►

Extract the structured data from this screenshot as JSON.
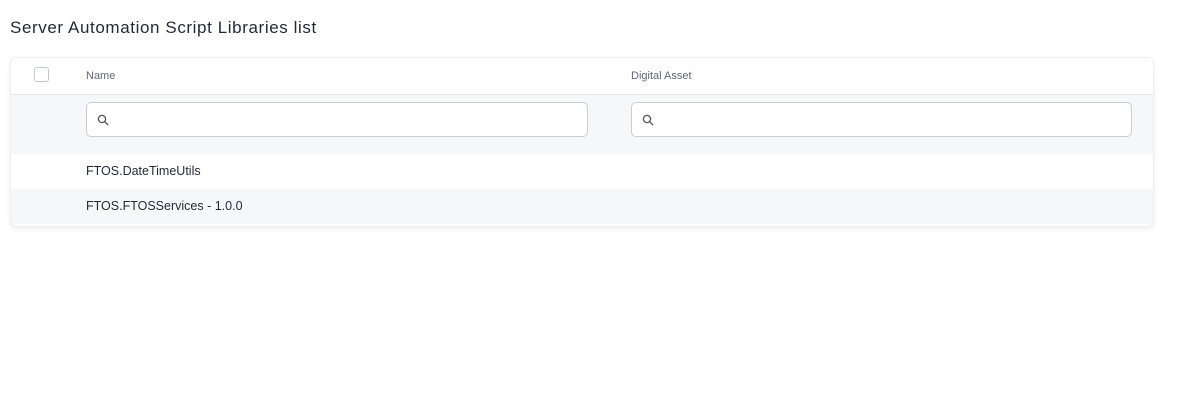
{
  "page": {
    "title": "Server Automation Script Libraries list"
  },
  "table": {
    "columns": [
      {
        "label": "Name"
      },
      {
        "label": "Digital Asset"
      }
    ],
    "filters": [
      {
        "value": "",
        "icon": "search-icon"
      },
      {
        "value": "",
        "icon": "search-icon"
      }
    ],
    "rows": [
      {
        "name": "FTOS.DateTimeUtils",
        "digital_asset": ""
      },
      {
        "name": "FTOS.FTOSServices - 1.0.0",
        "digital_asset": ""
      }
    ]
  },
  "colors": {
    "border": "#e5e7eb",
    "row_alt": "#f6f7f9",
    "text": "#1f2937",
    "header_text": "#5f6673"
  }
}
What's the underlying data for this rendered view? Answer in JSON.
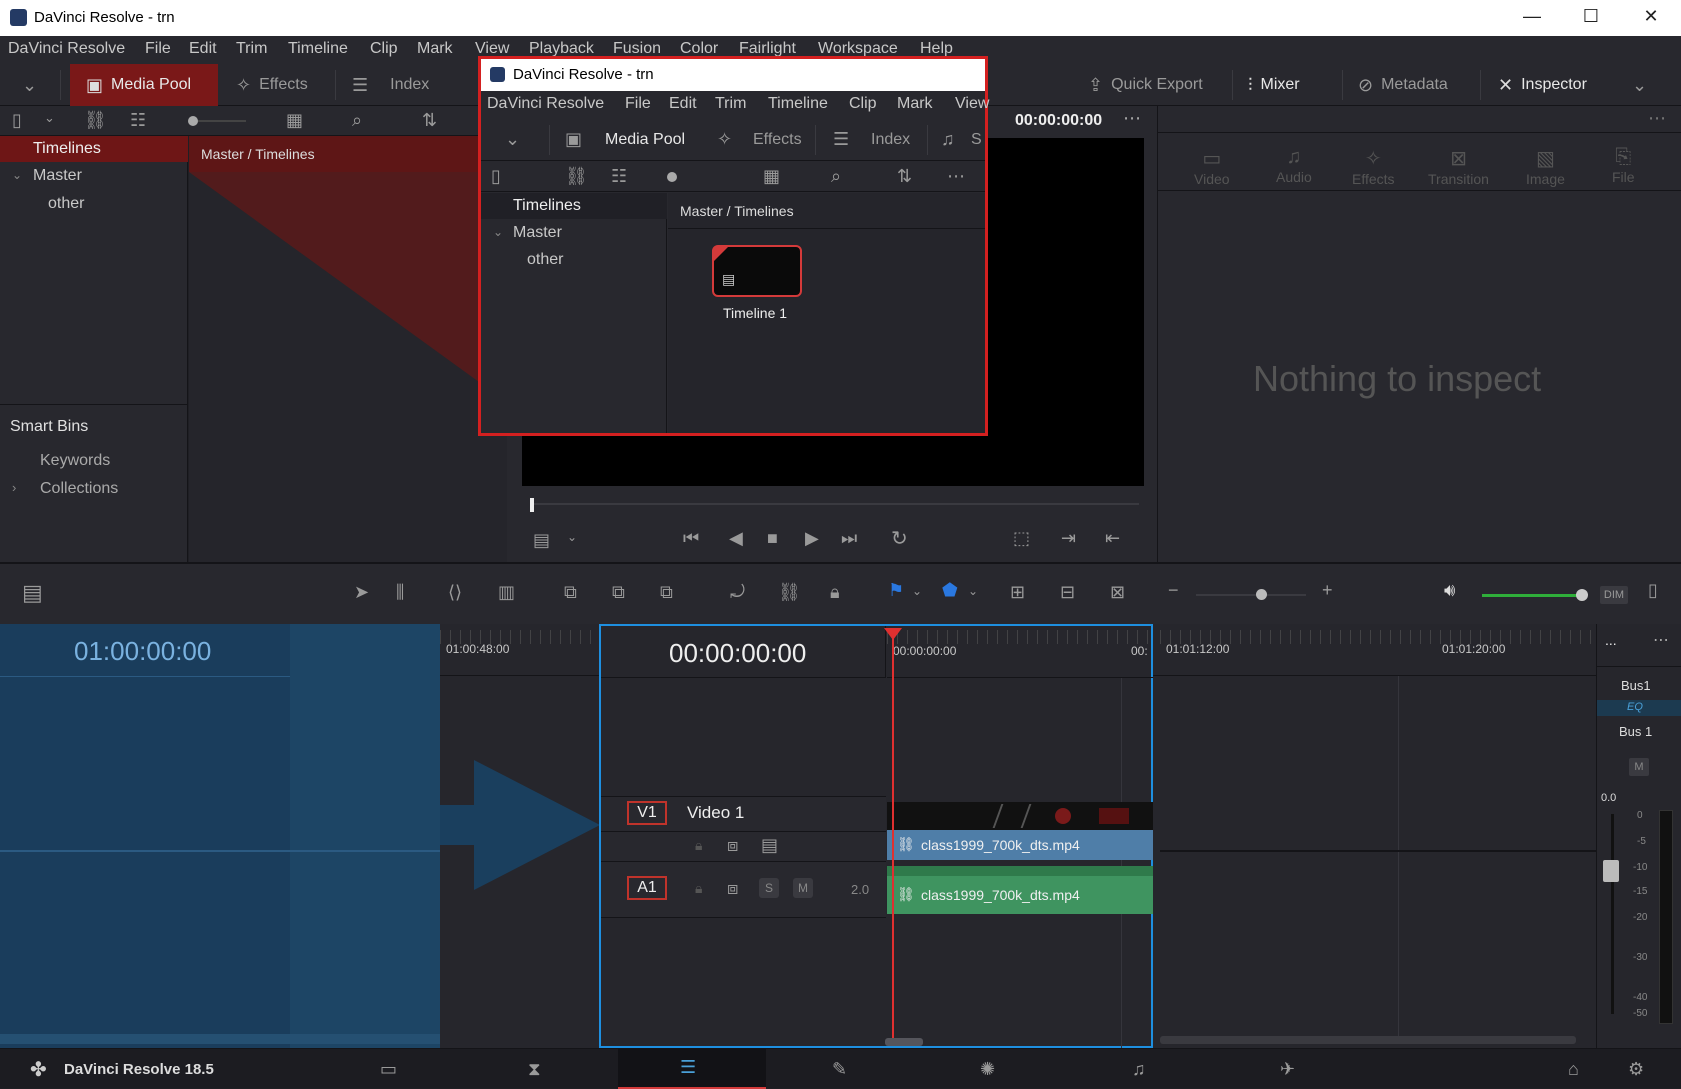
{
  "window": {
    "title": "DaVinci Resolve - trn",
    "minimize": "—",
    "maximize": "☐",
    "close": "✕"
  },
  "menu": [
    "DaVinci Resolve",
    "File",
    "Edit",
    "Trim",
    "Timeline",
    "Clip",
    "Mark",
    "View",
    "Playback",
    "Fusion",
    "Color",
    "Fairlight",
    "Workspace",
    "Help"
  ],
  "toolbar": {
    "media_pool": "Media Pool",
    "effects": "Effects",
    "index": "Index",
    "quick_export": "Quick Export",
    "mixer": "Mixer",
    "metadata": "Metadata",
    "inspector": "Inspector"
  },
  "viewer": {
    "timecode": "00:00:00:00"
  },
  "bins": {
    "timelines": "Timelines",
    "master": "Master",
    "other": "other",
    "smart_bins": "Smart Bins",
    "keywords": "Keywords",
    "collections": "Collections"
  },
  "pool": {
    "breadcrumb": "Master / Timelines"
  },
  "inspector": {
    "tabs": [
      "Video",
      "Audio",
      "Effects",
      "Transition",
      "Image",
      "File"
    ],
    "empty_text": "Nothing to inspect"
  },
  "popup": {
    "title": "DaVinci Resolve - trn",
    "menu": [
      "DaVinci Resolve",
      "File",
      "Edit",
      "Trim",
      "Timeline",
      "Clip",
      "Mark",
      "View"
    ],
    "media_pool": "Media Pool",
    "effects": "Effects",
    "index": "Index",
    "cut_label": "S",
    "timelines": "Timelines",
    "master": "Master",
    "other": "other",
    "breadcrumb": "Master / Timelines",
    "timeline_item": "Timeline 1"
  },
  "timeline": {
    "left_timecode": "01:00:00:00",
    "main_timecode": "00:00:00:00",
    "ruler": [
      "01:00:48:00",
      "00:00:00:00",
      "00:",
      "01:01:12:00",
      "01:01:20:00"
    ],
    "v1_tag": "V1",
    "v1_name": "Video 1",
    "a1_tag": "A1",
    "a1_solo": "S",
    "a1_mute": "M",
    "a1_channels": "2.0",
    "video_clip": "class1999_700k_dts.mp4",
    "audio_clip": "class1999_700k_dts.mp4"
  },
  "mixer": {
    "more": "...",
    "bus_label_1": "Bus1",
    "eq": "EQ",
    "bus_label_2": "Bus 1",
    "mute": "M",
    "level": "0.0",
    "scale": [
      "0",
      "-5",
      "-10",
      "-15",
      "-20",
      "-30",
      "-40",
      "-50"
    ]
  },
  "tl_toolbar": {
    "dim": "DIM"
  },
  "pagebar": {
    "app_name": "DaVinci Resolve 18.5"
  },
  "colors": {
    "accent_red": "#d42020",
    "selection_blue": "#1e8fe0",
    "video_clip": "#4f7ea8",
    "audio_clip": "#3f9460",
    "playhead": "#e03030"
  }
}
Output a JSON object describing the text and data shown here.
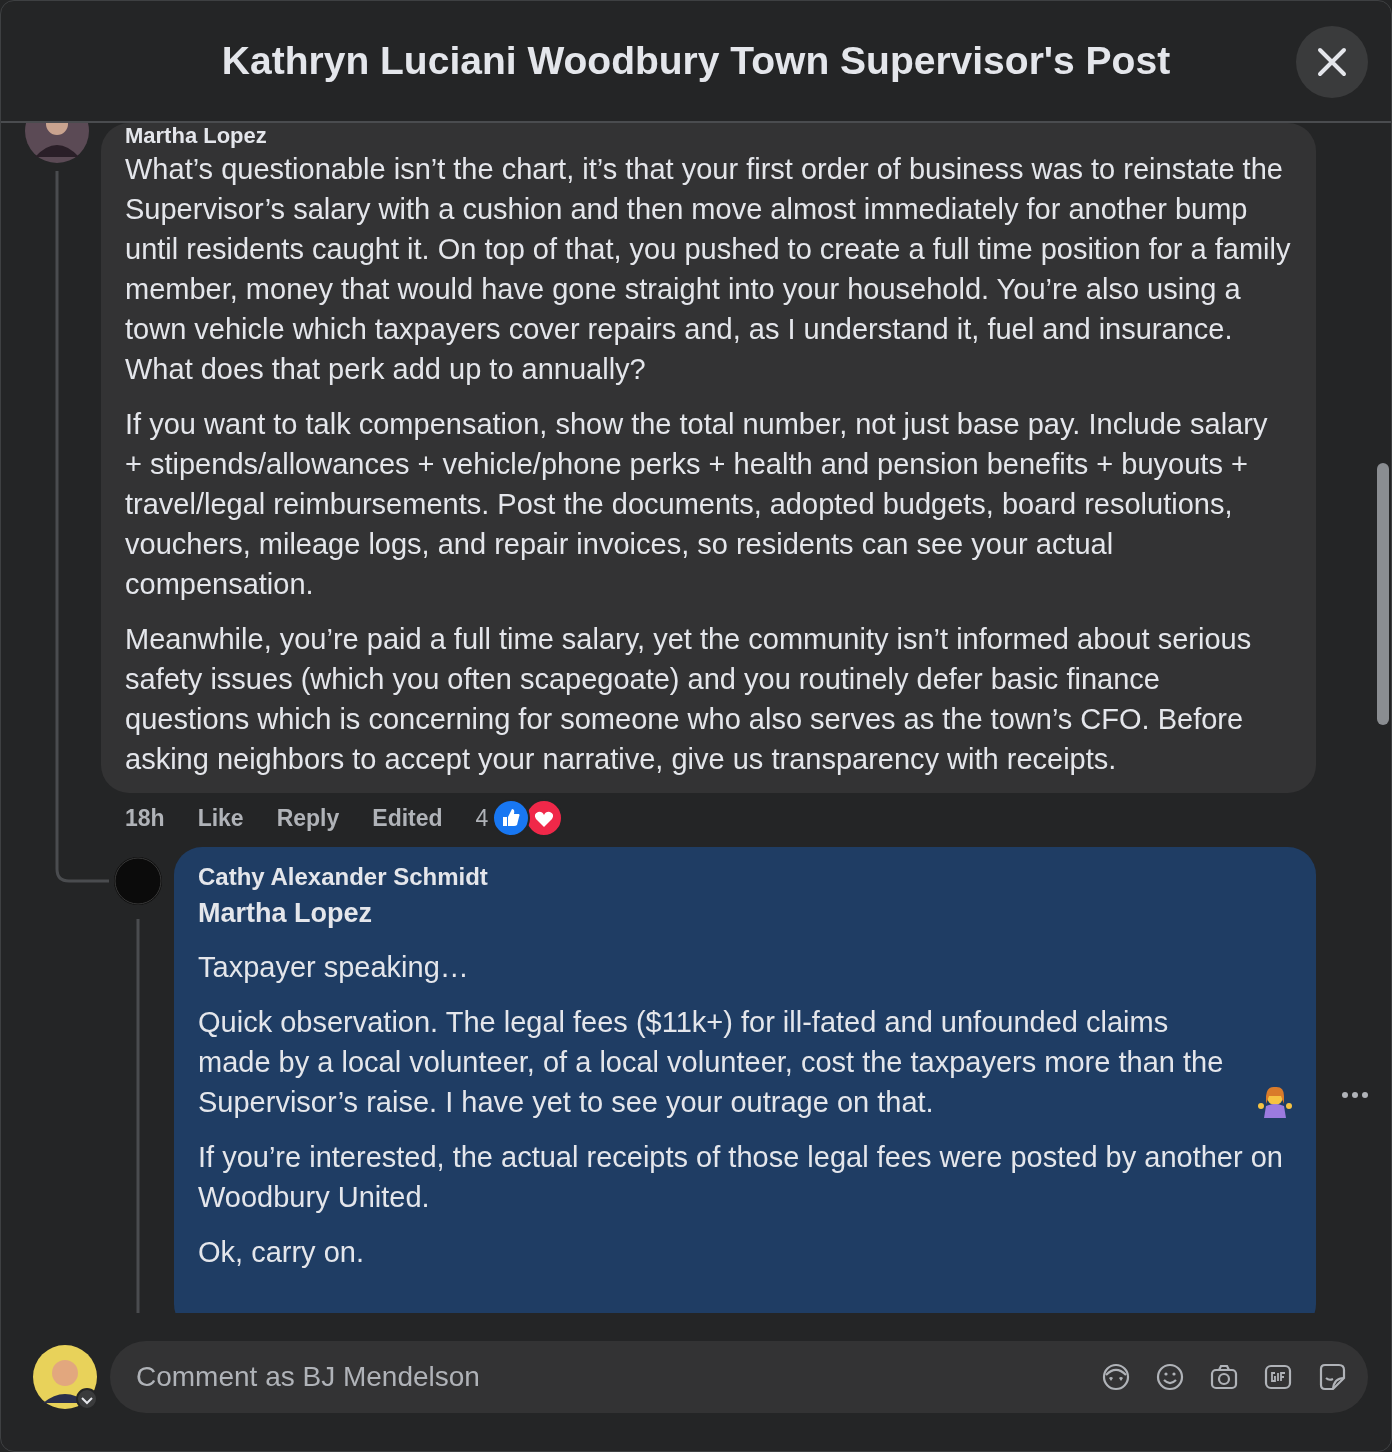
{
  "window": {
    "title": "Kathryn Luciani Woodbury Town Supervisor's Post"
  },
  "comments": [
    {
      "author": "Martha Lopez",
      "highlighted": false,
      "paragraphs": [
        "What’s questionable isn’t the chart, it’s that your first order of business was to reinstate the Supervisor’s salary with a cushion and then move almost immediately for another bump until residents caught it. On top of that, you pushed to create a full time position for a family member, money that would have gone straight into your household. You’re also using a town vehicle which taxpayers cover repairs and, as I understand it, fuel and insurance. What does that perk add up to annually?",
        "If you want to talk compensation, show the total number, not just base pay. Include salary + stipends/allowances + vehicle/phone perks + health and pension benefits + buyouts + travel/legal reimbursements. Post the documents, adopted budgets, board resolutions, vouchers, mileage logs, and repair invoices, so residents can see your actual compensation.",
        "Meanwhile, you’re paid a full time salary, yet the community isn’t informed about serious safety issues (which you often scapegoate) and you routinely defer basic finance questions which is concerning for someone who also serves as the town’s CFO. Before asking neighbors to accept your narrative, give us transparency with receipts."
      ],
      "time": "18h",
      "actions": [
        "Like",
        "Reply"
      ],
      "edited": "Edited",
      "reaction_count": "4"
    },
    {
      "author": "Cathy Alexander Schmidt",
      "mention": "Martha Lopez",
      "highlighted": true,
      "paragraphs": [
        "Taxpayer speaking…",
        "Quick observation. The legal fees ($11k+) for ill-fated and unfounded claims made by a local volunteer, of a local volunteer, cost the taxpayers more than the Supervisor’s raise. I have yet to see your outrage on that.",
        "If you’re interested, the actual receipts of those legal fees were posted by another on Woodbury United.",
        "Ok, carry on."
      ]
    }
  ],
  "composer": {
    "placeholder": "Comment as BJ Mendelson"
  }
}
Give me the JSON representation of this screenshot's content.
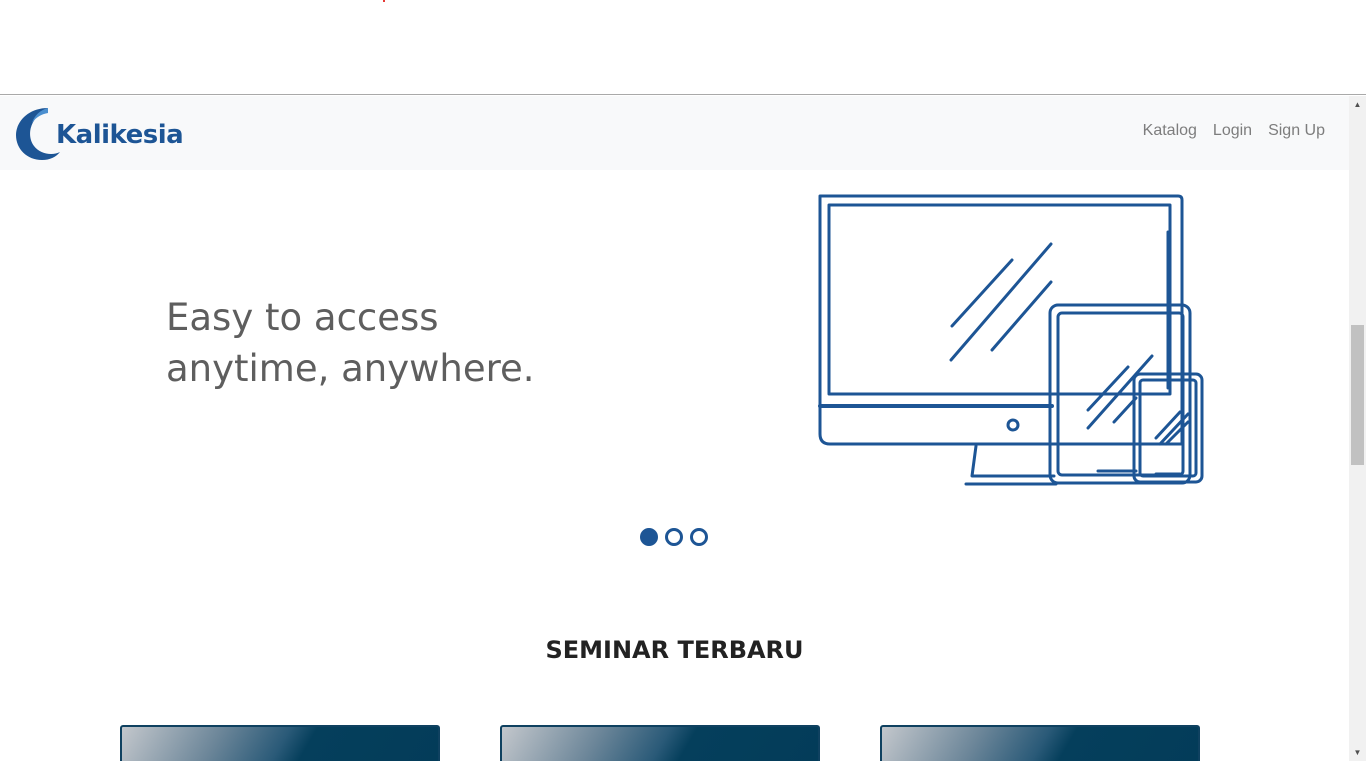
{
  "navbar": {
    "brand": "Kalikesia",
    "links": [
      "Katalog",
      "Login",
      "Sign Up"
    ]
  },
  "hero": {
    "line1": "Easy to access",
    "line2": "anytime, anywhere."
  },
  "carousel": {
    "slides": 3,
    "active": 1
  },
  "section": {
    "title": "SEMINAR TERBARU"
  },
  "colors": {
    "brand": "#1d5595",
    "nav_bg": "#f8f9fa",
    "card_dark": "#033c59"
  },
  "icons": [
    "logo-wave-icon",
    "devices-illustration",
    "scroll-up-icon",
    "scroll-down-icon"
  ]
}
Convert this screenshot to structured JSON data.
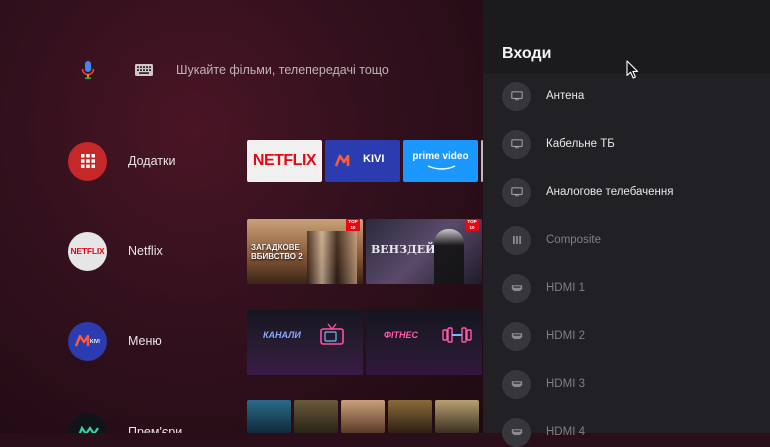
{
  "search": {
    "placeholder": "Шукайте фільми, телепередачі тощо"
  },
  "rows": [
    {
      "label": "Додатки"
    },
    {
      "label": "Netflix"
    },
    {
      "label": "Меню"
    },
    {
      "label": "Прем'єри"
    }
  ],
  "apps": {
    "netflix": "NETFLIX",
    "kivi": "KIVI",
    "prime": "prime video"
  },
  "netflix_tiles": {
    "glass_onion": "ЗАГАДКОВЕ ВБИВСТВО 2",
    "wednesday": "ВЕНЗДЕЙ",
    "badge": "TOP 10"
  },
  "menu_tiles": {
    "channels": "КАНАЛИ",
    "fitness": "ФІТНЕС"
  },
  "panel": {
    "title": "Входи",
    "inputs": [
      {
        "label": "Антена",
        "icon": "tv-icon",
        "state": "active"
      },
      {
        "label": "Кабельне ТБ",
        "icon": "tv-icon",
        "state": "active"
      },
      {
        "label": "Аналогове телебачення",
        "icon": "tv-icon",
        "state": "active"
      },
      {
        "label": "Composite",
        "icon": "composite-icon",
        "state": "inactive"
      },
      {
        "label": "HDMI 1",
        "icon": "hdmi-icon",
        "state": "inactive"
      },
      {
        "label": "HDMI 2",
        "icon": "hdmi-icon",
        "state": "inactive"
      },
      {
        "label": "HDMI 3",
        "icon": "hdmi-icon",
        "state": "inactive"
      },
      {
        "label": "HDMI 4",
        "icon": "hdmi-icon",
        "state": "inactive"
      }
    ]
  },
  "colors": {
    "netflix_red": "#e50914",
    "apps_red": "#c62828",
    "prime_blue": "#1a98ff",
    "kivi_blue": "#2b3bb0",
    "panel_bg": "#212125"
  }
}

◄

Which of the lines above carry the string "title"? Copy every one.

    "title": "Server Automation Script Libraries list"
    "title": "DaVinci Resolve - trn",
    "title": "DaVinci Resolve - trn",
    "title": "Kathryn Luciani Woodbury Town Supervisor's Post"
    "title": "SEMINAR TERBARU"
    "title": "Входи",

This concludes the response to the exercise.